### What you will do
An exact copy of every record is needed, with all pictures omitted.
Provided data START
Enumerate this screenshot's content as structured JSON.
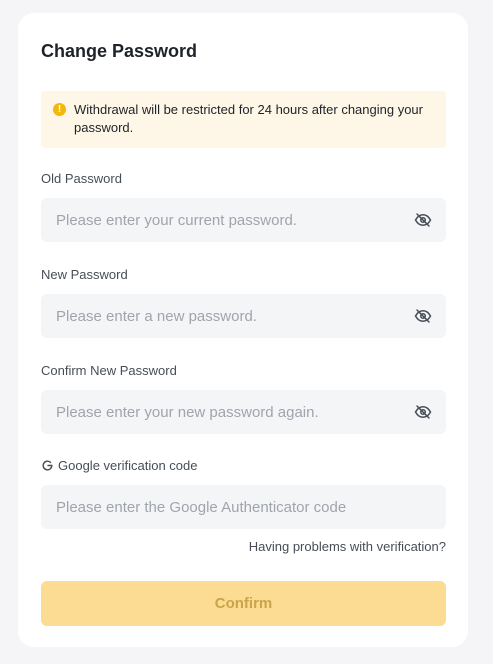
{
  "title": "Change Password",
  "notice": {
    "icon": "warning-icon",
    "text": "Withdrawal will be restricted for 24 hours after changing your password."
  },
  "fields": [
    {
      "label": "Old Password",
      "placeholder": "Please enter your current password.",
      "icon": "eye-hidden-icon"
    },
    {
      "label": "New Password",
      "placeholder": "Please enter a new password.",
      "icon": "eye-hidden-icon"
    },
    {
      "label": "Confirm New Password",
      "placeholder": "Please enter your new password again.",
      "icon": "eye-hidden-icon"
    },
    {
      "label": "Google verification code",
      "placeholder": "Please enter the Google Authenticator code",
      "icon": "google-icon"
    }
  ],
  "help_link": "Having problems with verification?",
  "confirm_label": "Confirm",
  "colors": {
    "accent": "#fcdc92",
    "notice_bg": "#fef6e6",
    "warning": "#f0b90b",
    "input_bg": "#f4f5f7"
  }
}
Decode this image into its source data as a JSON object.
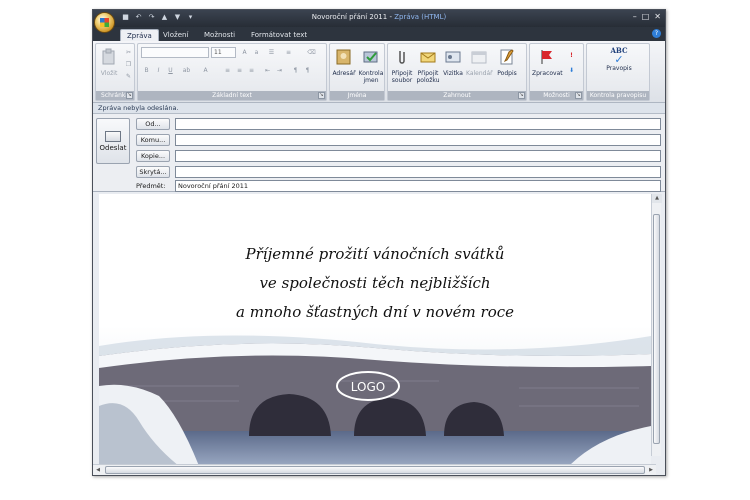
{
  "window": {
    "title": "Novoroční přání 2011",
    "title_separator": " - ",
    "title_format": "Zpráva (HTML)"
  },
  "qat_icons": [
    "save-icon",
    "undo-icon",
    "redo-icon",
    "arrow-up-icon",
    "arrow-down-icon",
    "customize-icon"
  ],
  "tabs": [
    {
      "label": "Zpráva",
      "active": true
    },
    {
      "label": "Vložení",
      "active": false
    },
    {
      "label": "Možnosti",
      "active": false
    },
    {
      "label": "Formátovat text",
      "active": false
    }
  ],
  "ribbon": {
    "groups": {
      "clipboard": "Schránka",
      "basic_text": "Základní text",
      "names": "Jména",
      "include": "Zahrnout",
      "options": "Možnosti",
      "proofing": "Kontrola pravopisu"
    },
    "paste_label": "Vložit",
    "font_size": "11",
    "address_book": "Adresář",
    "check_names": [
      "Kontrola",
      "jmen"
    ],
    "attach_file": [
      "Připojit",
      "soubor"
    ],
    "attach_item": [
      "Připojit",
      "položku"
    ],
    "business_card": "Vizitka",
    "calendar": "Kalendář",
    "signature": "Podpis",
    "follow_up": "Zpracovat",
    "spelling": "Pravopis",
    "spelling_icon_text": "ABC"
  },
  "message_bar": "Zpráva nebyla odeslána.",
  "compose": {
    "send_label": "Odeslat",
    "from_btn": "Od...",
    "to_btn": "Komu...",
    "cc_btn": "Kopie...",
    "bcc_btn": "Skrytá...",
    "subject_label": "Předmět:",
    "from_value": "",
    "to_value": "",
    "cc_value": "",
    "bcc_value": "",
    "subject_value": "Novoroční přání 2011"
  },
  "body": {
    "lines": [
      "Příjemné prožití vánočních svátků",
      "ve společnosti těch nejbližších",
      "a mnoho šťastných dní v novém roce"
    ],
    "logo_text": "LOGO"
  },
  "colors": {
    "title_bar": "#2b313b",
    "ribbon_label": "#aeb5c0",
    "accent": "#2f7ed8",
    "flag": "#d8262b"
  }
}
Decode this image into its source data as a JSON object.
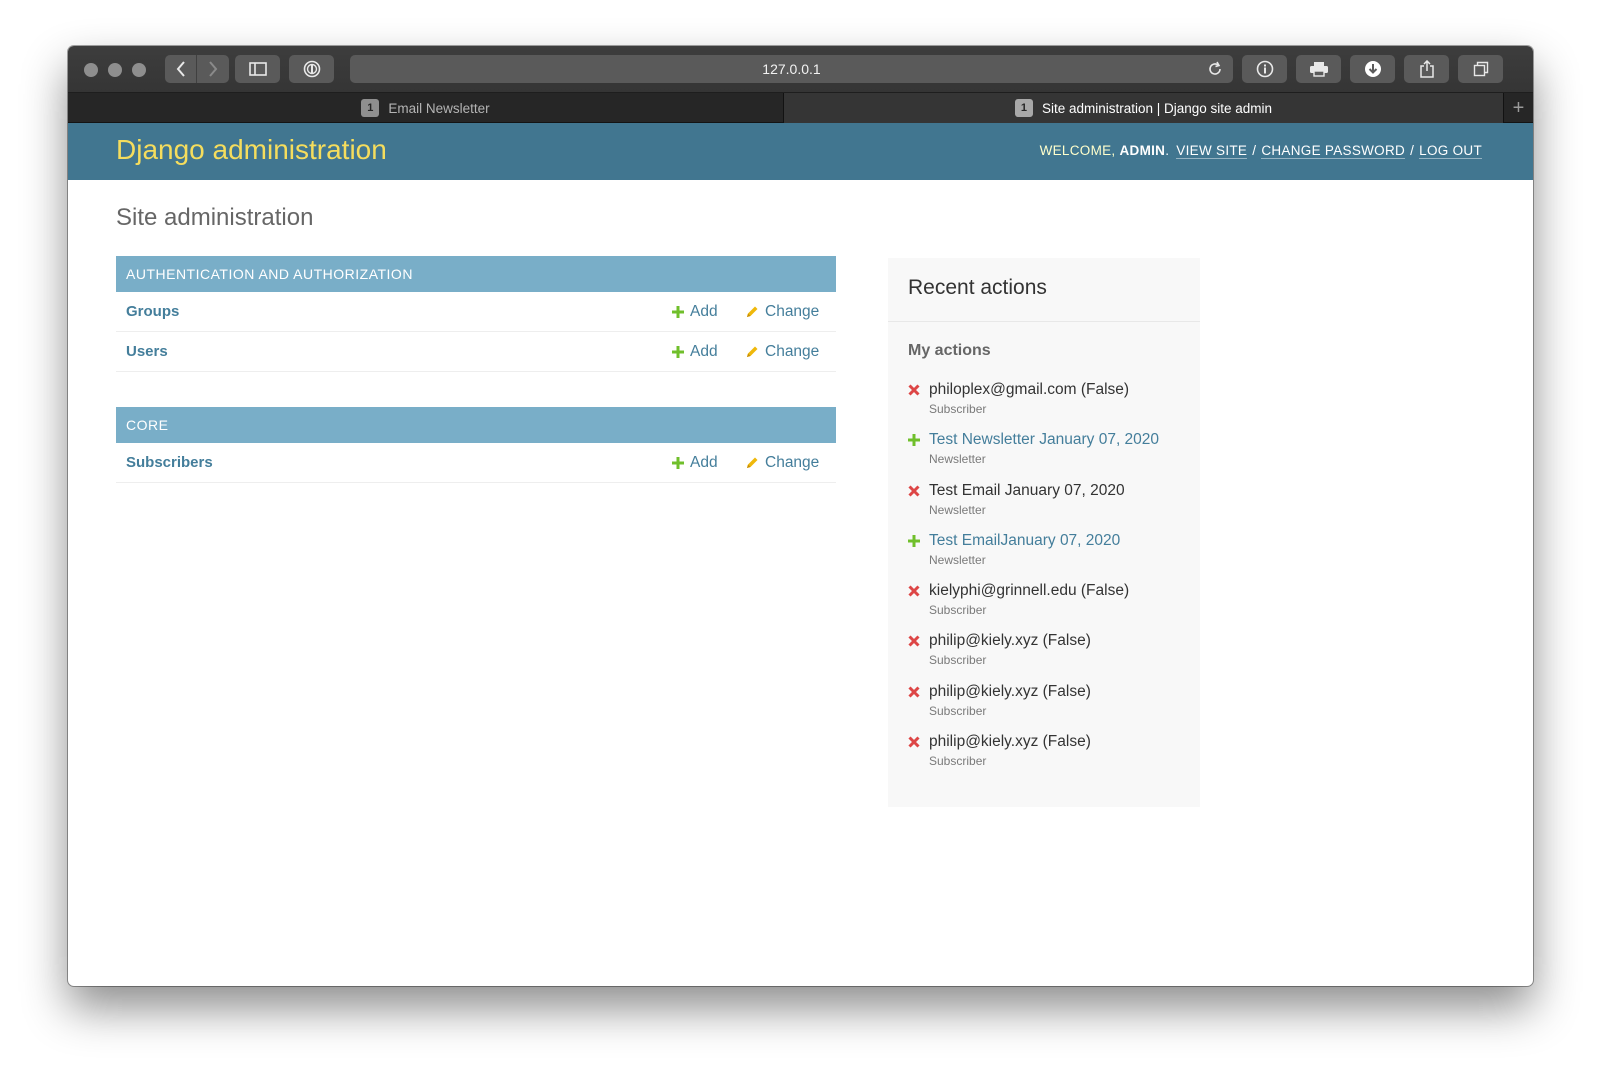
{
  "browser": {
    "url": "127.0.0.1",
    "tabs": [
      {
        "number": "1",
        "title": "Email Newsletter",
        "active": false
      },
      {
        "number": "1",
        "title": "Site administration | Django site admin",
        "active": true
      }
    ],
    "new_tab": "+"
  },
  "header": {
    "branding": "Django administration",
    "welcome": "WELCOME,",
    "username": "ADMIN",
    "view_site": "VIEW SITE",
    "change_password": "CHANGE PASSWORD",
    "log_out": "LOG OUT",
    "separator": "/",
    "period": "."
  },
  "page": {
    "title": "Site administration"
  },
  "modules": [
    {
      "caption": "AUTHENTICATION AND AUTHORIZATION",
      "models": [
        {
          "name": "Groups",
          "add": "Add",
          "change": "Change"
        },
        {
          "name": "Users",
          "add": "Add",
          "change": "Change"
        }
      ]
    },
    {
      "caption": "CORE",
      "models": [
        {
          "name": "Subscribers",
          "add": "Add",
          "change": "Change"
        }
      ]
    }
  ],
  "recent_actions": {
    "title": "Recent actions",
    "subtitle": "My actions",
    "items": [
      {
        "kind": "delete",
        "title": "philoplex@gmail.com (False)",
        "type": "Subscriber"
      },
      {
        "kind": "add",
        "title": "Test Newsletter January 07, 2020",
        "type": "Newsletter"
      },
      {
        "kind": "delete",
        "title": "Test Email January 07, 2020",
        "type": "Newsletter"
      },
      {
        "kind": "add",
        "title": "Test EmailJanuary 07, 2020",
        "type": "Newsletter"
      },
      {
        "kind": "delete",
        "title": "kielyphi@grinnell.edu (False)",
        "type": "Subscriber"
      },
      {
        "kind": "delete",
        "title": "philip@kiely.xyz (False)",
        "type": "Subscriber"
      },
      {
        "kind": "delete",
        "title": "philip@kiely.xyz (False)",
        "type": "Subscriber"
      },
      {
        "kind": "delete",
        "title": "philip@kiely.xyz (False)",
        "type": "Subscriber"
      }
    ]
  },
  "colors": {
    "header_bg": "#417690",
    "branding": "#f5dd5d",
    "caption_bg": "#79aec8",
    "link": "#447e9b",
    "add_icon": "#70bf2b",
    "change_icon": "#efb80b",
    "delete_icon": "#dd4646"
  },
  "icons": {
    "add": "plus-icon",
    "change": "pencil-icon",
    "delete": "x-icon"
  }
}
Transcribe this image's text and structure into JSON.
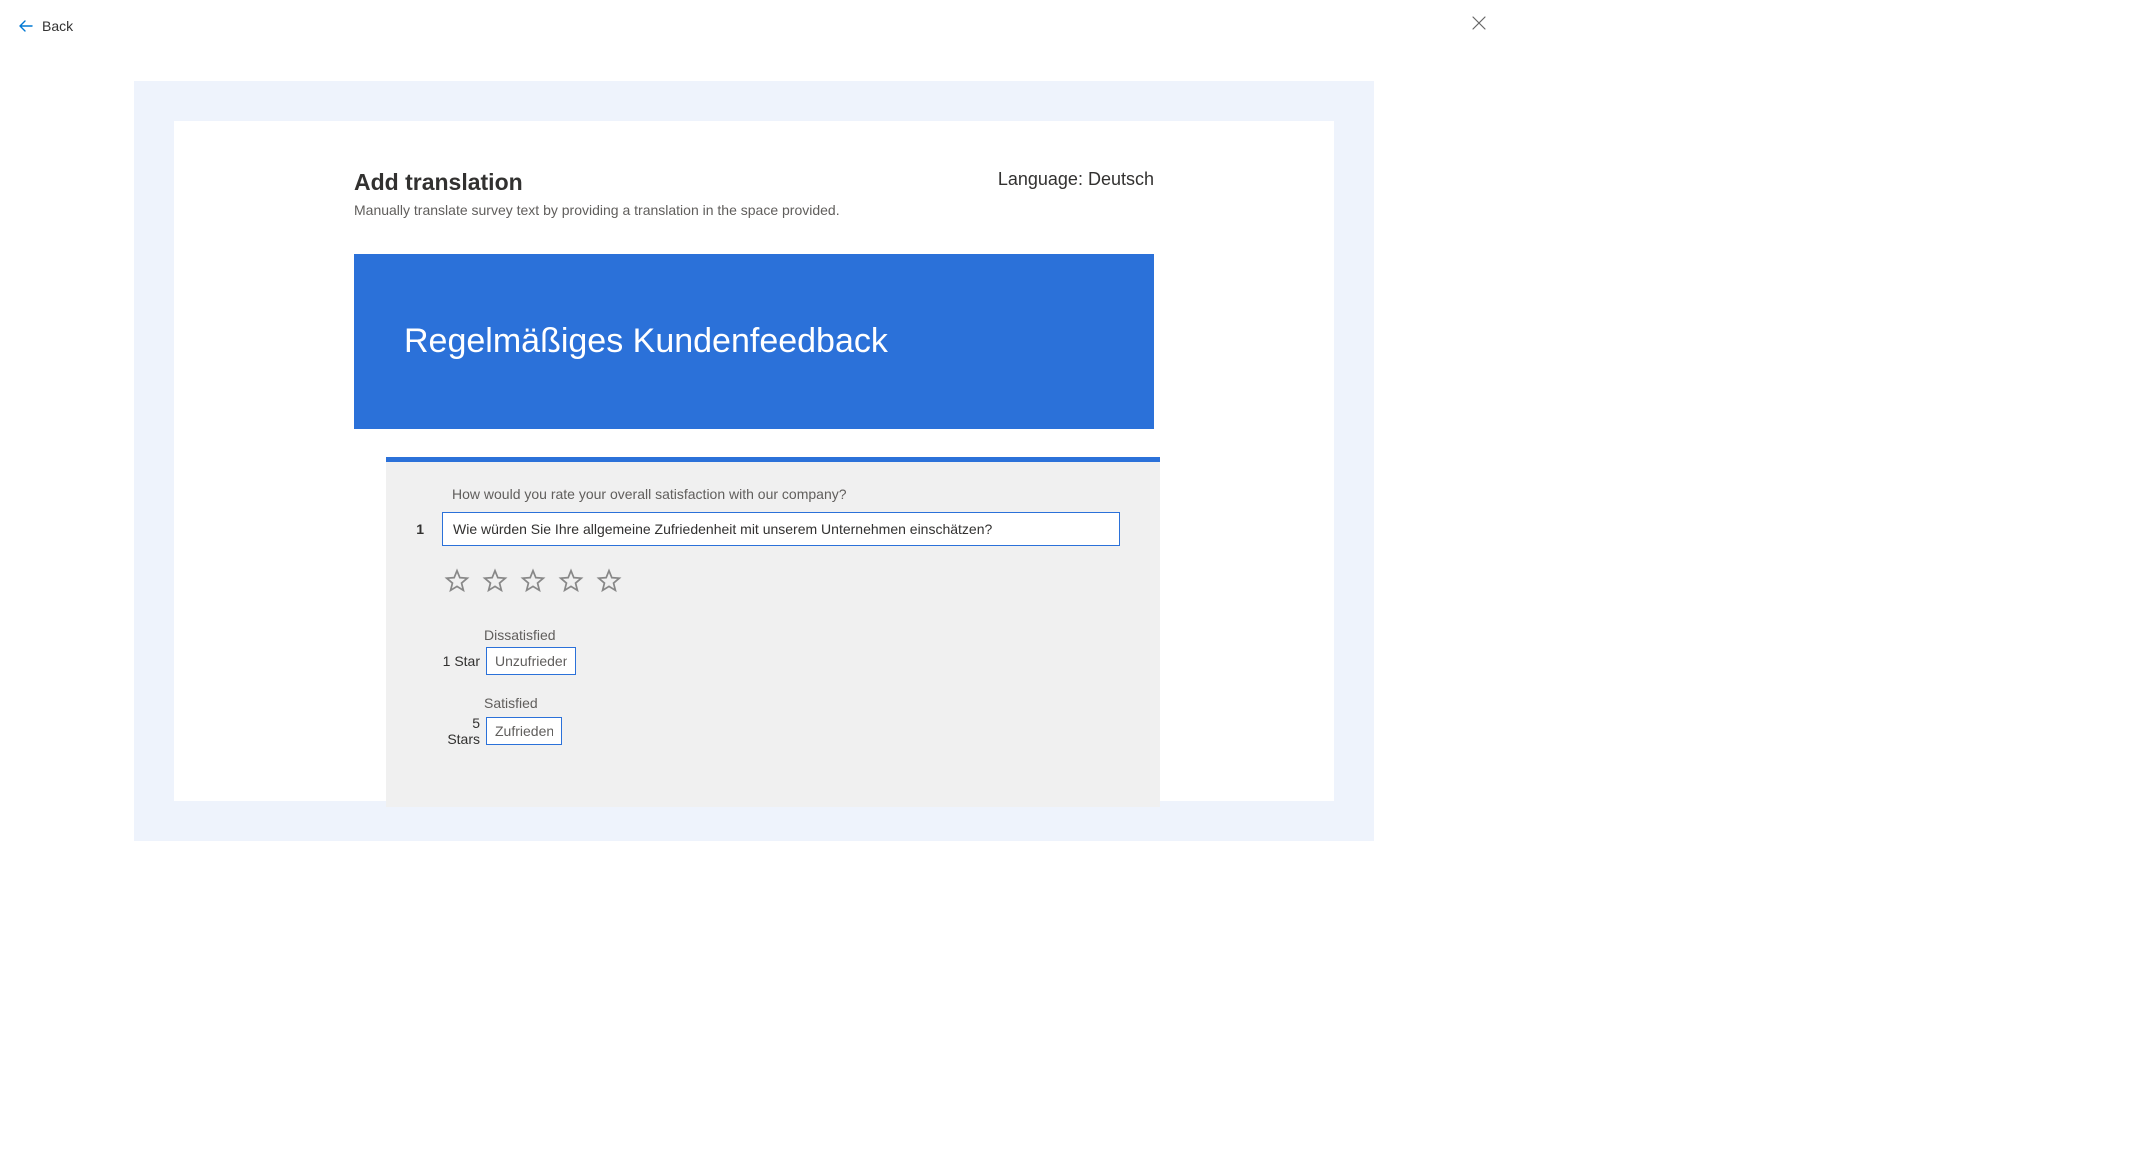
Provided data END
### Task solution
Enumerate this screenshot's content as structured JSON.
{
  "title": "Change Password",
  "notice": {
    "icon": "warning-icon",
    "text": "Withdrawal will be restricted for 24 hours after changing your password."
  },
  "fields": [
    {
      "label": "Old Password",
      "placeholder": "Please enter your current password.",
      "icon": "eye-hidden-icon"
    },
    {
      "label": "New Password",
      "placeholder": "Please enter a new password.",
      "icon": "eye-hidden-icon"
    },
    {
      "label": "Confirm New Password",
      "placeholder": "Please enter your new password again.",
      "icon": "eye-hidden-icon"
    },
    {
      "label": "Google verification code",
      "placeholder": "Please enter the Google Authenticator code",
      "icon": "google-icon"
    }
  ],
  "help_link": "Having problems with verification?",
  "confirm_label": "Confirm",
  "colors": {
    "accent": "#fcdc92",
    "notice_bg": "#fef6e6",
    "warning": "#f0b90b",
    "input_bg": "#f4f5f7"
  }
}
Decode this image into its source data as a JSON object.
{
  "window": {
    "title": "Novoroční přání 2011",
    "title_separator": " - ",
    "title_format": "Zpráva (HTML)"
  },
  "qat_icons": [
    "save-icon",
    "undo-icon",
    "redo-icon",
    "arrow-up-icon",
    "arrow-down-icon",
    "customize-icon"
  ],
  "tabs": [
    {
      "label": "Zpráva",
      "active": true
    },
    {
      "label": "Vložení",
      "active": false
    },
    {
      "label": "Možnosti",
      "active": false
    },
    {
      "label": "Formátovat text",
      "active": false
    }
  ],
  "ribbon": {
    "groups": {
      "clipboard": "Schránka",
      "basic_text": "Základní text",
      "names": "Jména",
      "include": "Zahrnout",
      "options": "Možnosti",
      "proofing": "Kontrola pravopisu"
    },
    "paste_label": "Vložit",
    "font_size": "11",
    "address_book": "Adresář",
    "check_names": [
      "Kontrola",
      "jmen"
    ],
    "attach_file": [
      "Připojit",
      "soubor"
    ],
    "attach_item": [
      "Připojit",
      "položku"
    ],
    "business_card": "Vizitka",
    "calendar": "Kalendář",
    "signature": "Podpis",
    "follow_up": "Zpracovat",
    "spelling": "Pravopis",
    "spelling_icon_text": "ABC"
  },
  "message_bar": "Zpráva nebyla odeslána.",
  "compose": {
    "send_label": "Odeslat",
    "from_btn": "Od...",
    "to_btn": "Komu...",
    "cc_btn": "Kopie...",
    "bcc_btn": "Skrytá...",
    "subject_label": "Předmět:",
    "from_value": "",
    "to_value": "",
    "cc_value": "",
    "bcc_value": "",
    "subject_value": "Novoroční přání 2011"
  },
  "body": {
    "lines": [
      "Příjemné prožití vánočních svátků",
      "ve společnosti těch nejbližších",
      "a mnoho šťastných dní v novém roce"
    ],
    "logo_text": "LOGO"
  },
  "colors": {
    "title_bar": "#2b313b",
    "ribbon_label": "#aeb5c0",
    "accent": "#2f7ed8",
    "flag": "#d8262b"
  }
}
Decode this image into its source data as a JSON object.
{
  "browser": {
    "url": "127.0.0.1",
    "tabs": [
      {
        "number": "1",
        "title": "Email Newsletter",
        "active": false
      },
      {
        "number": "1",
        "title": "Site administration | Django site admin",
        "active": true
      }
    ],
    "new_tab": "+"
  },
  "header": {
    "branding": "Django administration",
    "welcome": "WELCOME,",
    "username": "ADMIN",
    "view_site": "VIEW SITE",
    "change_password": "CHANGE PASSWORD",
    "log_out": "LOG OUT",
    "separator": "/",
    "period": "."
  },
  "page": {
    "title": "Site administration"
  },
  "modules": [
    {
      "caption": "AUTHENTICATION AND AUTHORIZATION",
      "models": [
        {
          "name": "Groups",
          "add": "Add",
          "change": "Change"
        },
        {
          "name": "Users",
          "add": "Add",
          "change": "Change"
        }
      ]
    },
    {
      "caption": "CORE",
      "models": [
        {
          "name": "Subscribers",
          "add": "Add",
          "change": "Change"
        }
      ]
    }
  ],
  "recent_actions": {
    "title": "Recent actions",
    "subtitle": "My actions",
    "items": [
      {
        "kind": "delete",
        "title": "philoplex@gmail.com (False)",
        "type": "Subscriber"
      },
      {
        "kind": "add",
        "title": "Test Newsletter January 07, 2020",
        "type": "Newsletter"
      },
      {
        "kind": "delete",
        "title": "Test Email January 07, 2020",
        "type": "Newsletter"
      },
      {
        "kind": "add",
        "title": "Test EmailJanuary 07, 2020",
        "type": "Newsletter"
      },
      {
        "kind": "delete",
        "title": "kielyphi@grinnell.edu (False)",
        "type": "Subscriber"
      },
      {
        "kind": "delete",
        "title": "philip@kiely.xyz (False)",
        "type": "Subscriber"
      },
      {
        "kind": "delete",
        "title": "philip@kiely.xyz (False)",
        "type": "Subscriber"
      },
      {
        "kind": "delete",
        "title": "philip@kiely.xyz (False)",
        "type": "Subscriber"
      }
    ]
  },
  "colors": {
    "header_bg": "#417690",
    "branding": "#f5dd5d",
    "caption_bg": "#79aec8",
    "link": "#447e9b",
    "add_icon": "#70bf2b",
    "change_icon": "#efb80b",
    "delete_icon": "#dd4646"
  },
  "icons": {
    "add": "plus-icon",
    "change": "pencil-icon",
    "delete": "x-icon"
  }
}
Transcribe this image's text and structure into JSON.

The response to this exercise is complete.